### What the task asks
Keep each line of the material that includes "défaut", and leave out the rest.

(Supplied information Opens)

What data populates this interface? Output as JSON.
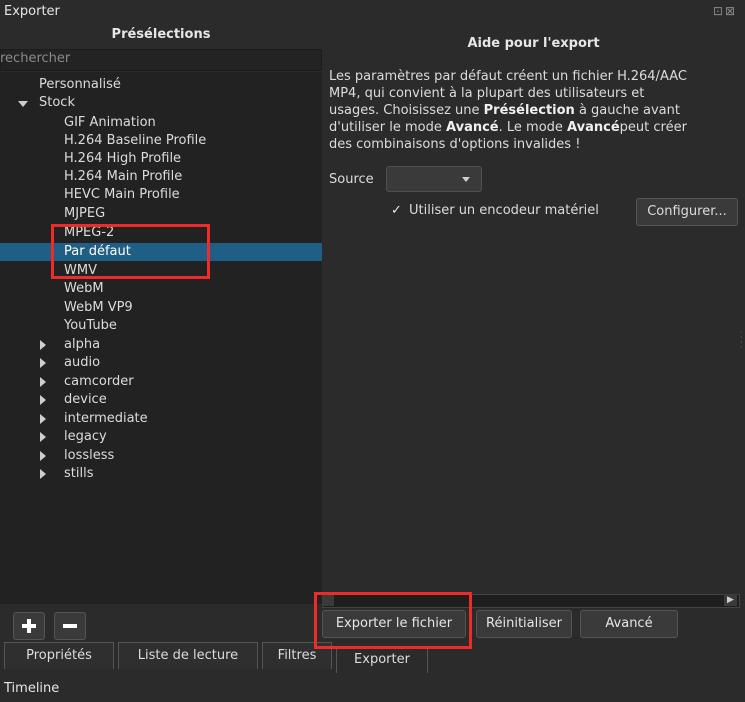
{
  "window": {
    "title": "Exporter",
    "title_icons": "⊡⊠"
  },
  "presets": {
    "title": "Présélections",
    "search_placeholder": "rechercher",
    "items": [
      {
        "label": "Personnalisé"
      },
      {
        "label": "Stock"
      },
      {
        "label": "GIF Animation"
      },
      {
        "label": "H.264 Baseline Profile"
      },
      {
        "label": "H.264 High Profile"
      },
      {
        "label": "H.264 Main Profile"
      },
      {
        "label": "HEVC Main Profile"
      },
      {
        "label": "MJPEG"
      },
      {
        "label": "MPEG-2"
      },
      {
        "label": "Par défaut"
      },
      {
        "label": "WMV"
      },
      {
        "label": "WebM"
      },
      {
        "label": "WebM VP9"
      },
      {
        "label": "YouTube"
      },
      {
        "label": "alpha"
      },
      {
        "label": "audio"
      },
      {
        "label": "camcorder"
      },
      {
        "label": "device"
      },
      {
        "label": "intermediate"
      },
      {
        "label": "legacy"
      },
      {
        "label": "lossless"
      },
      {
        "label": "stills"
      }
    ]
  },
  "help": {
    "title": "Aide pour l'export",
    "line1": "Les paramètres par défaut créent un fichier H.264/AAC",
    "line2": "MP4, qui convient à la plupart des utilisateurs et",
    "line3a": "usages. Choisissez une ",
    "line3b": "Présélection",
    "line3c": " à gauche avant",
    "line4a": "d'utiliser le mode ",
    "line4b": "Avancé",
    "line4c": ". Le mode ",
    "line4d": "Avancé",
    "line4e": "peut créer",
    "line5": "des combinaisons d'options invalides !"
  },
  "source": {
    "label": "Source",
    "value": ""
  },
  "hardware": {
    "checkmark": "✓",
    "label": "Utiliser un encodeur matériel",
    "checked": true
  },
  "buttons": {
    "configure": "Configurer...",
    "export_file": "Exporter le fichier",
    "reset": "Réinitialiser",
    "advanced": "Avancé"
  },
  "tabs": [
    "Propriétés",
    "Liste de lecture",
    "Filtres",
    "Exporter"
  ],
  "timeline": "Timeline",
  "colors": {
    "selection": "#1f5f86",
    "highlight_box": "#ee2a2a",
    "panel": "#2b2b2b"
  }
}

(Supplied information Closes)
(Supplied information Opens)

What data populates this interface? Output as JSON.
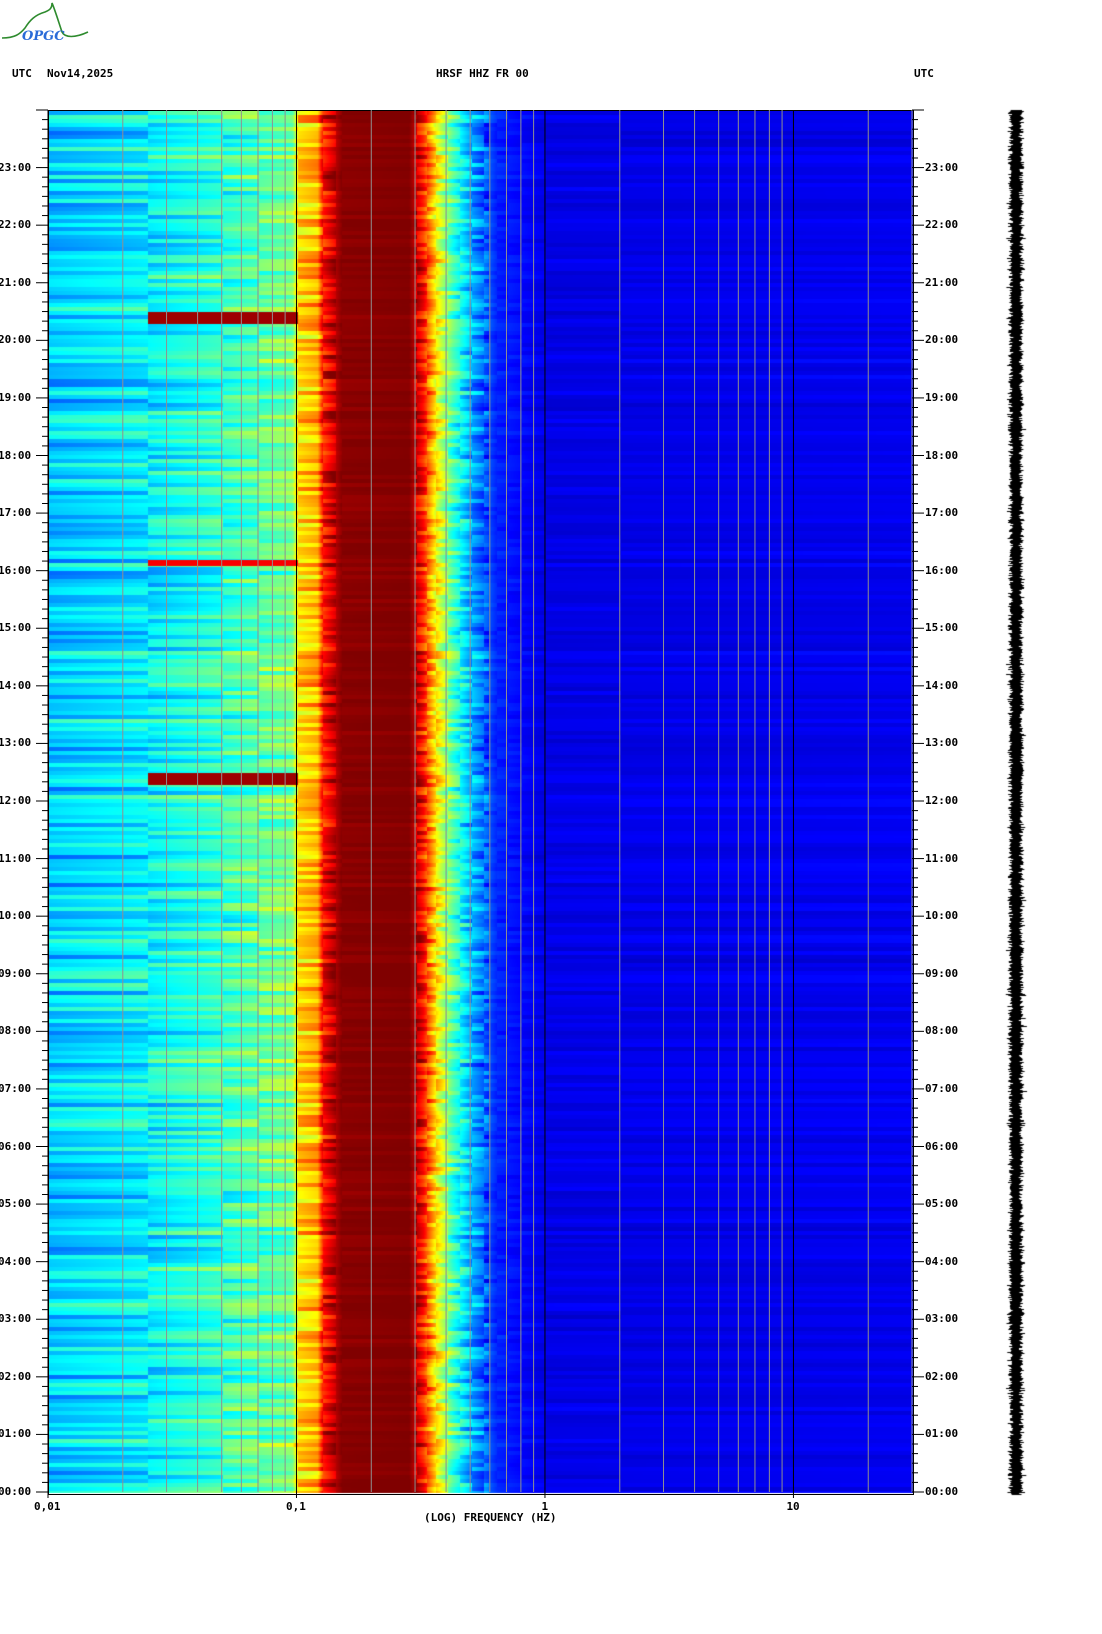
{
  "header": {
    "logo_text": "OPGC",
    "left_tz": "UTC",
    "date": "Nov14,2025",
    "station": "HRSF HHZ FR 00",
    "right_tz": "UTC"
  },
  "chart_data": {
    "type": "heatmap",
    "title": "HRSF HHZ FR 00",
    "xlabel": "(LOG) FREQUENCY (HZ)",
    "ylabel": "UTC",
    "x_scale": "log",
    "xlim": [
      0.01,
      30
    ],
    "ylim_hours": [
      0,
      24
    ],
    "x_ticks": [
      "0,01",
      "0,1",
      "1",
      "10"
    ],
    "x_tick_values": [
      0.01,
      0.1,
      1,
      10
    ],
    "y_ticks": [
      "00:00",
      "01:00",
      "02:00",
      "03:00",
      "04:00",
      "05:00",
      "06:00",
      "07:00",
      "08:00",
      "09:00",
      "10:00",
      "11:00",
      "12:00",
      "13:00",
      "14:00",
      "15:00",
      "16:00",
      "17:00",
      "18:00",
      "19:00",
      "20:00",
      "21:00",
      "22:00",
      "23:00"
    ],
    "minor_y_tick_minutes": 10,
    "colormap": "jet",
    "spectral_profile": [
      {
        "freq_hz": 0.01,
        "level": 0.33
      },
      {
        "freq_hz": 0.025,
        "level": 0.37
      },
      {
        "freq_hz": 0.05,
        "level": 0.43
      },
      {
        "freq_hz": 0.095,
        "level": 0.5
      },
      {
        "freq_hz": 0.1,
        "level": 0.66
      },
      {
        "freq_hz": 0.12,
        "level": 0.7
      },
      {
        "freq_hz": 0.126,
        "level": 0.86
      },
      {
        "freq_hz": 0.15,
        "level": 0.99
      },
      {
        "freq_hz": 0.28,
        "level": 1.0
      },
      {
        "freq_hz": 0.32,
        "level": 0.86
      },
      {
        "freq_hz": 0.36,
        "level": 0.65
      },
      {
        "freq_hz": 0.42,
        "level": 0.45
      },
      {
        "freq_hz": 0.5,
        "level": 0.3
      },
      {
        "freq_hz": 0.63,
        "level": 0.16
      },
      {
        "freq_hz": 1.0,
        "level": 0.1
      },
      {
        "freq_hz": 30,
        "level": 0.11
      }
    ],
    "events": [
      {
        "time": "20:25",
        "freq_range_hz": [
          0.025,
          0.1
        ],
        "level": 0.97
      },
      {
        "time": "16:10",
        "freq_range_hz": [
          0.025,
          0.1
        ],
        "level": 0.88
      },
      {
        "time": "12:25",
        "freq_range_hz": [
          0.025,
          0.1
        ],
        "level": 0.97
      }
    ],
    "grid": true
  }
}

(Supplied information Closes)

### Final answer
        "label": "Par défaut"
    "line1": "Les paramètres par défaut créent un fichier H.264/AAC",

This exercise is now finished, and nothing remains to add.